◆ **TASK INSTRUCTIONS**: State the number of lines in the records that contain "content", with no other words.
++++ DATA SHOWN
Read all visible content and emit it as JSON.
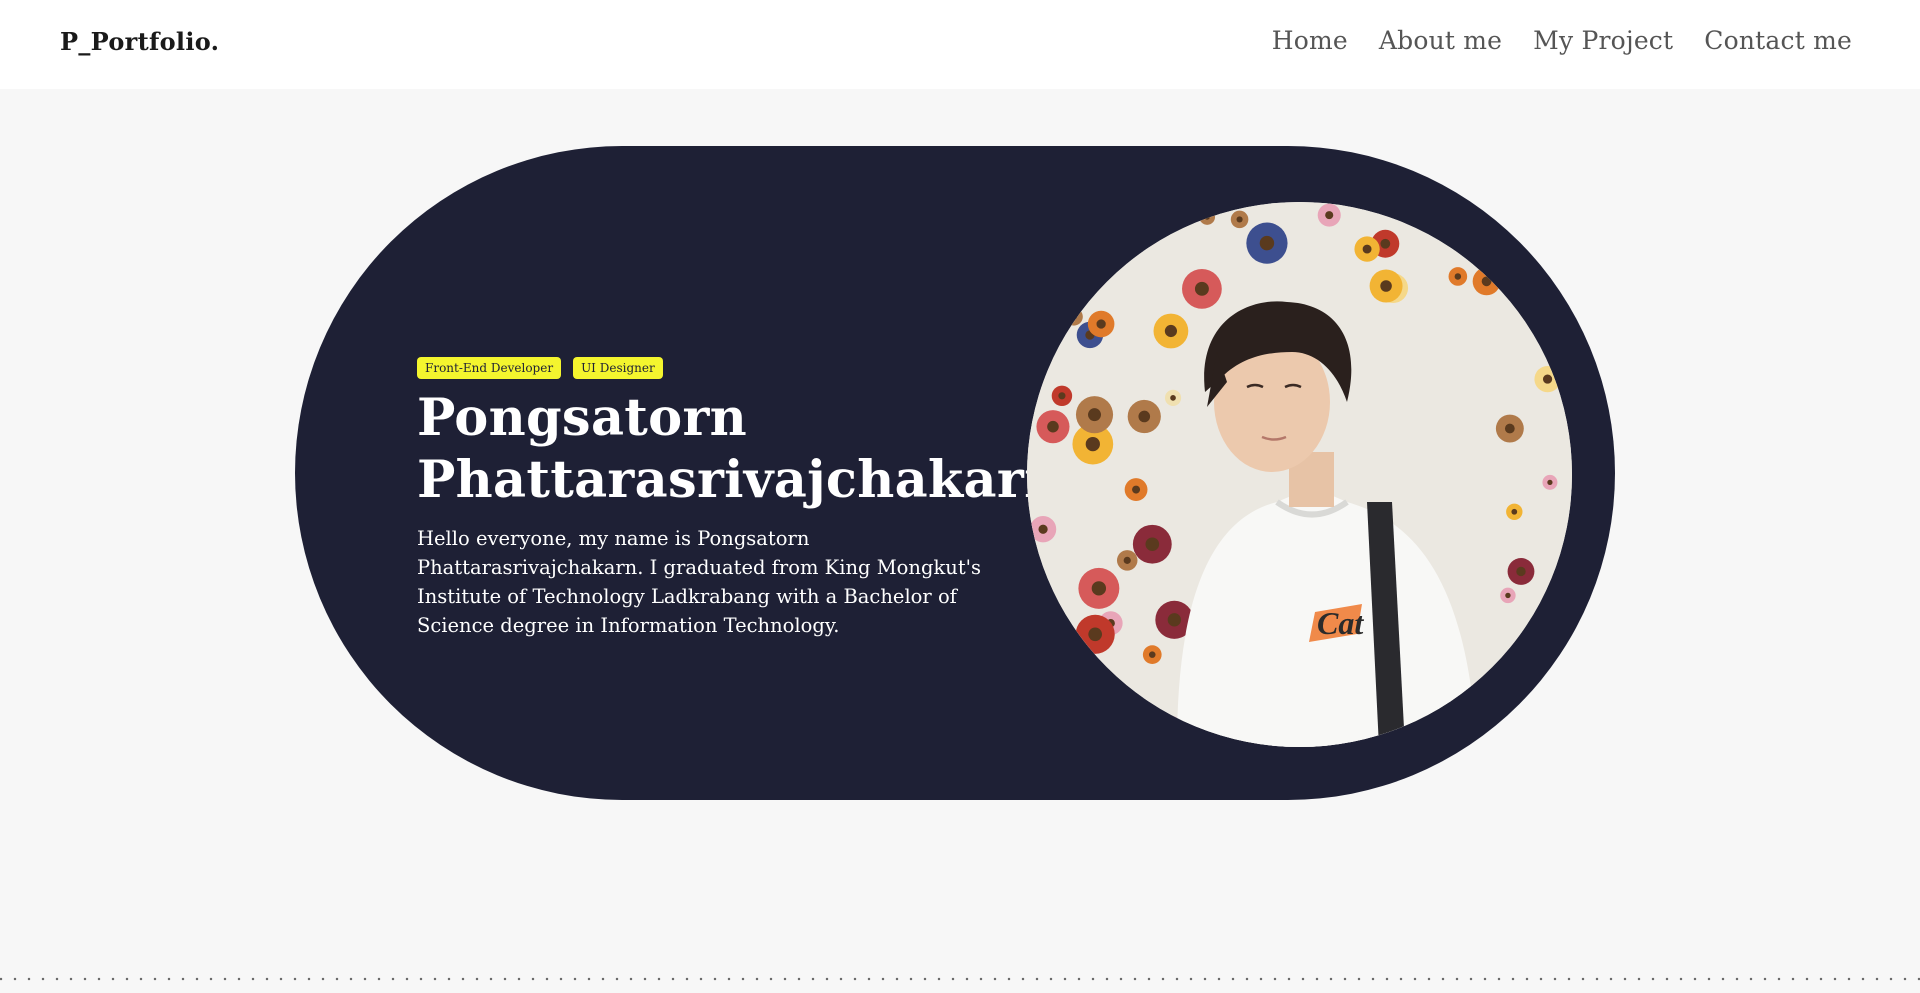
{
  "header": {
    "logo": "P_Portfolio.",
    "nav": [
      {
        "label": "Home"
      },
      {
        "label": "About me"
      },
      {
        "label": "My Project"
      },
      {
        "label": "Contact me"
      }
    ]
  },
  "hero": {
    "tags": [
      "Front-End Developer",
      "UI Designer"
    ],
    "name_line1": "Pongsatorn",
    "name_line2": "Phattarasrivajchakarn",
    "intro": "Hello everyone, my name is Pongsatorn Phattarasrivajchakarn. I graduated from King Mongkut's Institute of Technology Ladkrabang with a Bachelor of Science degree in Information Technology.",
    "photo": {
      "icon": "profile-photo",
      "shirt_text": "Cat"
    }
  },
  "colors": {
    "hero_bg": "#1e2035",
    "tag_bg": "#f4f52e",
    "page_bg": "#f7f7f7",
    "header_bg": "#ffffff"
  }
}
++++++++
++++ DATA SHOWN
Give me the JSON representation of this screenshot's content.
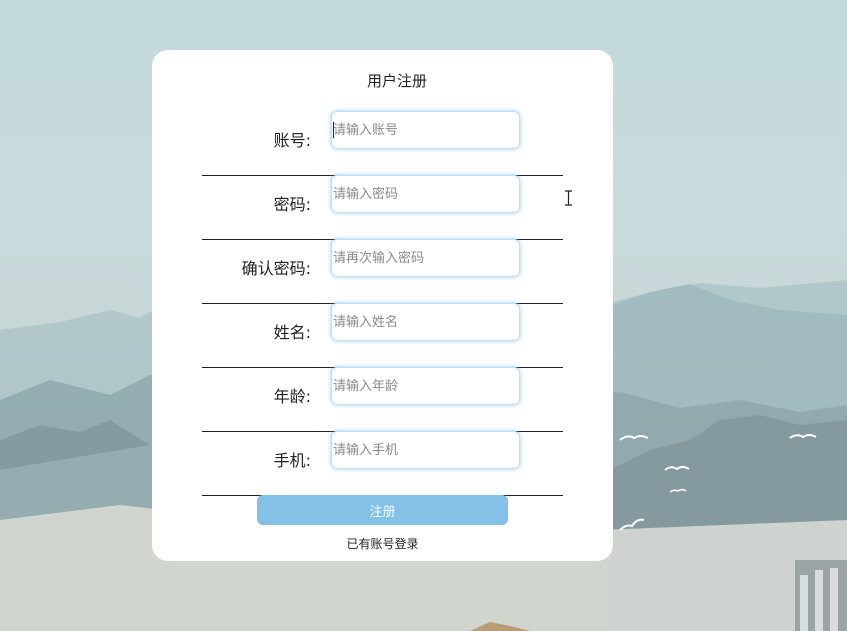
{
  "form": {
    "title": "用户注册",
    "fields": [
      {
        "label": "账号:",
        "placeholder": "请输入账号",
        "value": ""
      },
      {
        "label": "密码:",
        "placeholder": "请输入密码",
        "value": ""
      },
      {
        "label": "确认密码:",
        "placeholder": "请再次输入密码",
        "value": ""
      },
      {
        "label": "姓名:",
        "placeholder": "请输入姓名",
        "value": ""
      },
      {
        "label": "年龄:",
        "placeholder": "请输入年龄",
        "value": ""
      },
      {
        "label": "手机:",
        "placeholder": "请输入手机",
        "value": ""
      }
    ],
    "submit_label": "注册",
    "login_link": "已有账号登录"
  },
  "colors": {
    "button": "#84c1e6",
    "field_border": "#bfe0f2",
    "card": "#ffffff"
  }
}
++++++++
◆ **TASK RESULT**: 2